“Dario se volvió loco anoche después de beber mucho tequila.” In this case, without context, most people would think that this situation was unintentional and just the result of drinking too much. Additionally, one might assume that situation of change might happen again if he drinks tequila — or anything else — in the future.

It is worthy to mention that “volverse” is often used with adjectives that work well with “ser” and could be considered negative. For example, “débil, gordo, tonto, pobre, aburrido, etc.”

Tu hermano se volvió aburrido después de graduarse.

Your brother became boring after graduating.


We use this verb to indicate changes of mood, very similar to the verb ‘to get’. For example, “Laura se puso enferma” could be translated as ‘Laura became ill/sick’, but it is often translated as ‘ Laura got sick’. You can already guess that “ponerse” is mainly going to work with adjectives that normally work well with “estar”, but it can also work with adjectives that usually work with “ser”. Let’s look at a few examples:

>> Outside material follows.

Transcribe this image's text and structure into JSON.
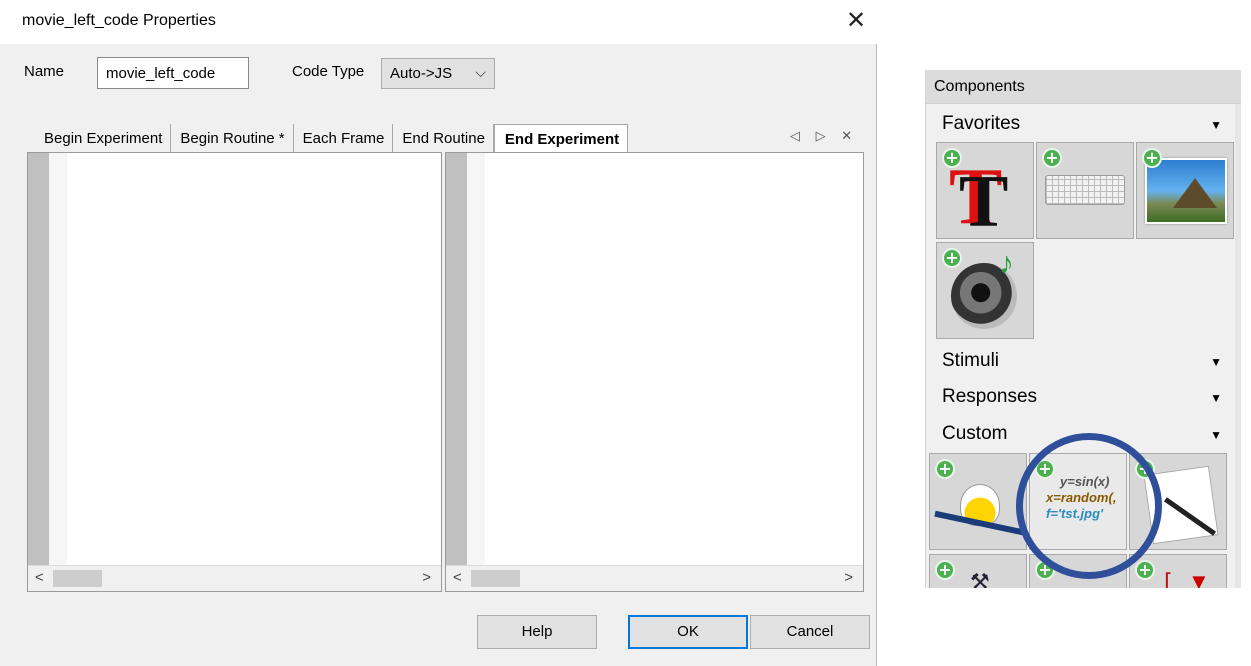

Felicia siempre se pone enojada cuando la llamamos muy tarde. - Felicia always gets angry when we call her late.

Ayer Jairo y Felipe se pusieron muy felices cuando recibieron el premio. - Yesterday, Jairo and Felipe got very happy when they received the prize.

María se está poniendo muy fuerte con ese entrenamiento. - María is becoming/is getting very strong with that training.


“Quedar” and “quedarse” are verbs that have multiple uses and for the purpose of not becoming too confusing, we are going to focus on the purposes of change. Coming from meaning to have something left and to remain/stay respectively, this reflexive verb will indicate to be left in a certain mood or state when it is followed by an adjective. Let’s take a look at some examples:

Quedan tres botellas de vino. - There are three wine bottles left.

Saúl y Matilde se quedaron en un hotel. - Saúl and Matilde stayed in a hotel.

Now let’s see some uses of change:

Ellos se quedaron solos en la fiesta - They were left alone at the party — indicating that they had company before

Pilar siempre se queda nerviosa cuando su hijo sale a bailar. - Pilar is always nervous when her son goes dancing / Pilar always becomes nervous when her son goes dancingIndicating that she might be calm before he goes out and after he comes back.

Pedrito se quedaba aburrido cuando no lo llevaban al parque. - Pedrito used to get/be bored when they didn’t take him to the park.

Well, that is all for today. I hope all this will help you to express changes in Spanish with more attention to the nature of it.

Nelson Navarrete